Black Actors Discuss Stereotypes
A group of celebrities speaks on images of black Americans portrayed in films.
By Shannon J. Owens
LAKE BUENA VISTA -- From the resurgence of the glorification of black-pimp imagery to the infamous Don Imus remarks, African-Americans in Hollywood shoulder a responsibility to destroy stereotypes, a panel of entertainment-industry leaders said this month at the 2007 Black Enterprise Entrepreneurs Conference Town Hall meeting.
The two-hour discussion was led by Emmy award-winning actress Lynn Whitfield, CSI: NY actor Hill Harper, director/actor Robert Townsend, ICM talent agent Andrea Nelson Meigs, Film Life Inc. CEO Jeff Friday and NPR host Ed Gordon at the Walt Disney World Dolphin Resort.
Conference attendees packed the Pacific Banquet Hall to listen to a discussion on the meeting's theme question: Are blacks in Hollywood getting their piece of the (financial) action? But most responses circled back to a larger theme that gripped the nation a month ago: Who is in control of black images across the media?

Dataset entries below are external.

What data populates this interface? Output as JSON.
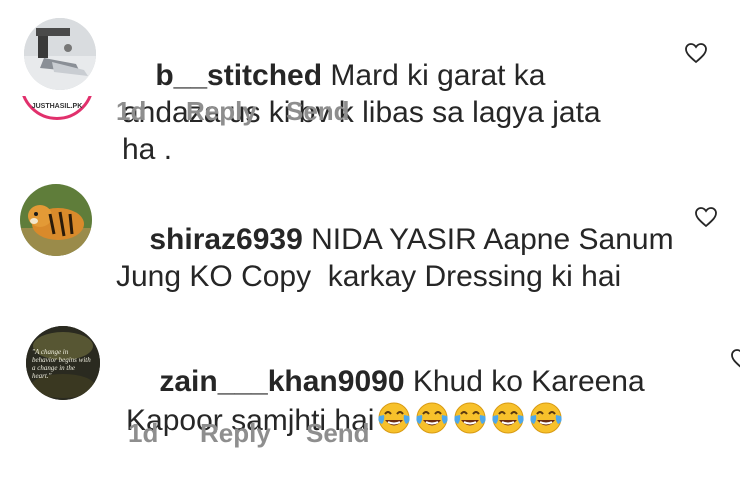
{
  "comments": [
    {
      "username": "b__stitched",
      "text": " Mard ki garat ka andaza us ki bv k libas sa lagya jata ha .",
      "time": "1d",
      "reply": "Reply",
      "send": "Send",
      "badge": "JUSTHASIL.PK",
      "avatar_icon": "sewing-machine-icon"
    },
    {
      "username": "shiraz6939",
      "text": " NIDA YASIR Aapne Sanum Jung KO Copy  karkay Dressing ki hai",
      "avatar_icon": "tiger-icon"
    },
    {
      "username": "zain___khan9090",
      "text": " Khud ko Kareena Kapoor samjhti hai",
      "time": "1d",
      "reply": "Reply",
      "send": "Send",
      "avatar_quote": "\"A change in behavior begins with a change in the heart.\"",
      "emoji_name": "face-with-tears-of-joy",
      "emoji_count": 5
    }
  ],
  "colors": {
    "text": "#262626",
    "meta": "#8e8e8e",
    "heart_stroke": "#262626",
    "emoji_yellow": "#f7c12b",
    "emoji_tear": "#4ea8ea"
  }
}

"A lot of what's going on in Hollywood is black-on-black TV and film crime," Townsend said.
Despite the historic successes of Halle Berry and Denzel Washington, who became the first African American best actor and actress Oscar winners in the same year (2002), the goal of achieving more quality roles and projects for black actors is still in the future , industry insiders said.

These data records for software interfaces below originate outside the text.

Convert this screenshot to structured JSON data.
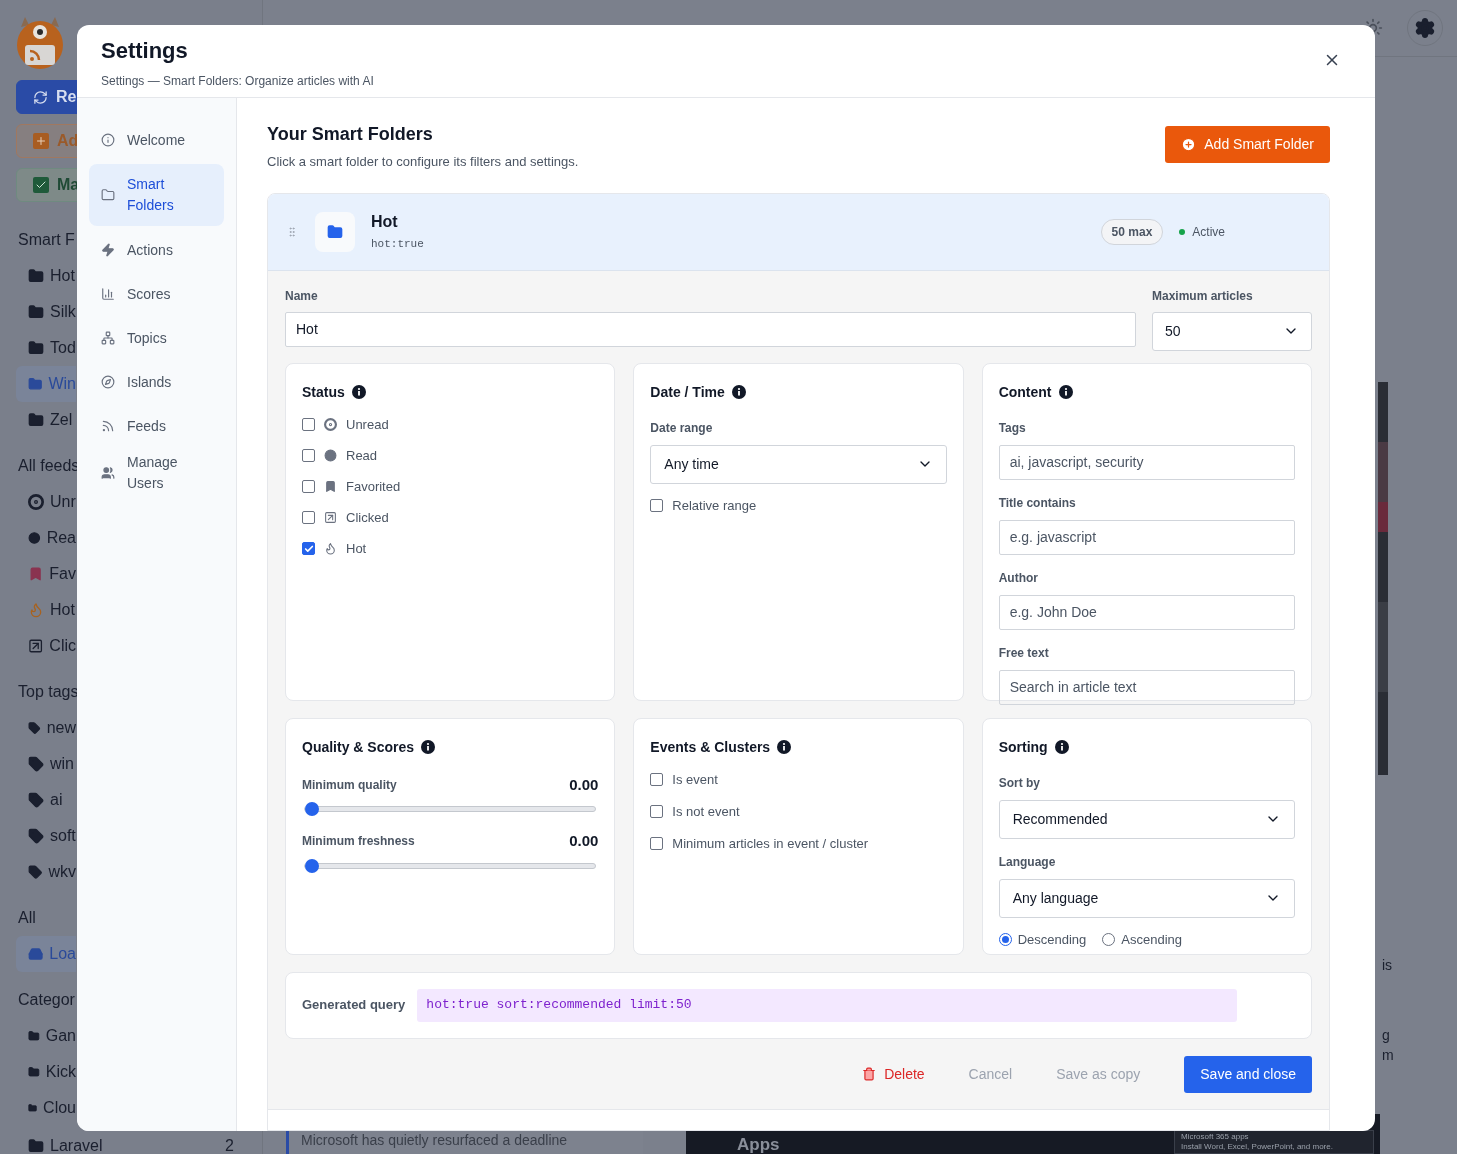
{
  "background": {
    "buttons": [
      {
        "kind": "reload",
        "label": "Re"
      },
      {
        "kind": "add",
        "label": "Ad"
      },
      {
        "kind": "mark",
        "label": "Ma"
      }
    ],
    "sections": [
      {
        "title": "Smart F",
        "items": [
          {
            "kind": "folder",
            "label": "Hot",
            "selected": false
          },
          {
            "kind": "folder",
            "label": "Silk",
            "selected": false
          },
          {
            "kind": "folder",
            "label": "Tod",
            "selected": false
          },
          {
            "kind": "folder",
            "label": "Win",
            "selected": true
          },
          {
            "kind": "folder",
            "label": "Zel",
            "selected": false
          }
        ]
      },
      {
        "title": "All feeds",
        "items": [
          {
            "kind": "unread",
            "label": "Unr",
            "selected": false
          },
          {
            "kind": "read",
            "label": "Rea",
            "selected": false
          },
          {
            "kind": "favorite",
            "label": "Fav",
            "selected": false
          },
          {
            "kind": "hot",
            "label": "Hot",
            "selected": false
          },
          {
            "kind": "clicked",
            "label": "Clic",
            "selected": false
          }
        ]
      },
      {
        "title": "Top tags",
        "items": [
          {
            "kind": "tag",
            "label": "new",
            "selected": false
          },
          {
            "kind": "tag",
            "label": "win",
            "selected": false
          },
          {
            "kind": "tag",
            "label": "ai",
            "selected": false
          },
          {
            "kind": "tag",
            "label": "soft",
            "selected": false
          },
          {
            "kind": "tag",
            "label": "wkv",
            "selected": false
          }
        ]
      },
      {
        "title": "All",
        "items": [
          {
            "kind": "inbox",
            "label": "Loa",
            "selected": true
          }
        ]
      },
      {
        "title": "Categor",
        "items": [
          {
            "kind": "folder",
            "label": "Gan",
            "selected": false
          },
          {
            "kind": "folder",
            "label": "Kick",
            "selected": false
          },
          {
            "kind": "folder",
            "label": "Clou",
            "selected": false
          }
        ]
      }
    ],
    "last_category": {
      "label": "Laravel",
      "count": "2"
    },
    "article_snippet": "Microsoft has quietly resurfaced a deadline",
    "image_title": "Apps",
    "promo_title": "Microsoft 365 apps",
    "promo_text": "Install Word, Excel, PowerPoint, and more.",
    "side_fragments": [
      "is",
      "g",
      "m"
    ]
  },
  "settings": {
    "title": "Settings",
    "subtitle": "Settings — Smart Folders: Organize articles with AI",
    "nav": [
      {
        "label": "Welcome",
        "selected": false
      },
      {
        "label": "Smart Folders",
        "selected": true
      },
      {
        "label": "Actions",
        "selected": false
      },
      {
        "label": "Scores",
        "selected": false
      },
      {
        "label": "Topics",
        "selected": false
      },
      {
        "label": "Islands",
        "selected": false
      },
      {
        "label": "Feeds",
        "selected": false
      },
      {
        "label": "Manage Users",
        "selected": false
      }
    ],
    "heading": "Your Smart Folders",
    "description": "Click a smart folder to configure its filters and settings.",
    "add_button": "Add Smart Folder",
    "folder": {
      "name": "Hot",
      "query": "hot:true",
      "limit_badge": "50 max",
      "status": "Active",
      "active": true,
      "name_label": "Name",
      "name_value": "Hot",
      "max_label": "Maximum articles",
      "max_value": "50",
      "panels": [
        {
          "kind": "status",
          "title": "Status",
          "items": [
            {
              "label": "Unread",
              "checked": false
            },
            {
              "label": "Read",
              "checked": false
            },
            {
              "label": "Favorited",
              "checked": false
            },
            {
              "label": "Clicked",
              "checked": false
            },
            {
              "label": "Hot",
              "checked": true
            }
          ]
        },
        {
          "kind": "form",
          "title": "Date / Time",
          "rows": [
            {
              "kind": "select",
              "label": "Date range",
              "value": "Any time"
            },
            {
              "kind": "checkbox",
              "label": "Relative range",
              "checked": false
            }
          ]
        },
        {
          "kind": "form",
          "title": "Content",
          "rows": [
            {
              "kind": "field",
              "label": "Tags",
              "placeholder": "ai, javascript, security"
            },
            {
              "kind": "field",
              "label": "Title contains",
              "placeholder": "e.g. javascript"
            },
            {
              "kind": "field",
              "label": "Author",
              "placeholder": "e.g. John Doe"
            },
            {
              "kind": "field",
              "label": "Free text",
              "placeholder": "Search in article text"
            }
          ]
        },
        {
          "kind": "form",
          "title": "Quality & Scores",
          "rows": [
            {
              "kind": "slider",
              "label": "Minimum quality",
              "reading": "0.00",
              "level": 0
            },
            {
              "kind": "slider",
              "label": "Minimum freshness",
              "reading": "0.00",
              "level": 0
            }
          ]
        },
        {
          "kind": "form",
          "title": "Events & Clusters",
          "rows": [
            {
              "kind": "checkbox",
              "label": "Is event",
              "checked": false
            },
            {
              "kind": "checkbox",
              "label": "Is not event",
              "checked": false
            },
            {
              "kind": "checkbox",
              "label": "Minimum articles in event / cluster",
              "checked": false
            }
          ]
        },
        {
          "kind": "form",
          "title": "Sorting",
          "rows": [
            {
              "kind": "select",
              "label": "Sort by",
              "value": "Recommended"
            },
            {
              "kind": "select",
              "label": "Language",
              "value": "Any language"
            },
            {
              "kind": "radios",
              "options": [
                {
                  "label": "Descending",
                  "selected": true
                },
                {
                  "label": "Ascending",
                  "selected": false
                }
              ]
            }
          ]
        }
      ],
      "query_label": "Generated query",
      "query_value": "hot:true sort:recommended limit:50",
      "actions": [
        {
          "kind": "delete",
          "label": "Delete"
        },
        {
          "kind": "plain",
          "label": "Cancel"
        },
        {
          "kind": "plain",
          "label": "Save as copy"
        },
        {
          "kind": "primary",
          "label": "Save and close"
        }
      ]
    }
  }
}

Whitfield said she has witnessed black actors "dumb themselves down" during auditions by taking on exaggerated stereotypical "black" speech patterns without request from a director. Behind the camera, things are not much different. Some black writers and directors push films or projects that fit certain "pimp" or "buffoon" stereotypes because those are the only projects they think studios will support, Whitfield said.
"And that's when it's self-sabotage. We as African-American entertainers need a refreshening of our consciousness of who we really are," Whitfield said. "So often we are so incredibly insulting to ourselves, and I find that one of the saddest parts of the business."
Whitfield established her legacy in Hollywood for her Emmy award-winning portrayal in the HBO biography The Josephine Baker Story. Baker, known for her seductive dances, is considered the first black female entertainer to have broken the racial barrier in Europe and the United States, refusing to perform for segregated audiences in the 1920s and '30s.
"I'm not one of the people who say we should not give our audiences a wide variety, diversity, because our communities are made up of all kinds of people," Whitfield said. "The problem for me is that we don't have enough stories being told -- so that all the weight comes down to one or two actors a year to do the right thing by a role."
Shannon J. Owens is a Sentinel Staff Writer for Orlando Sentinel.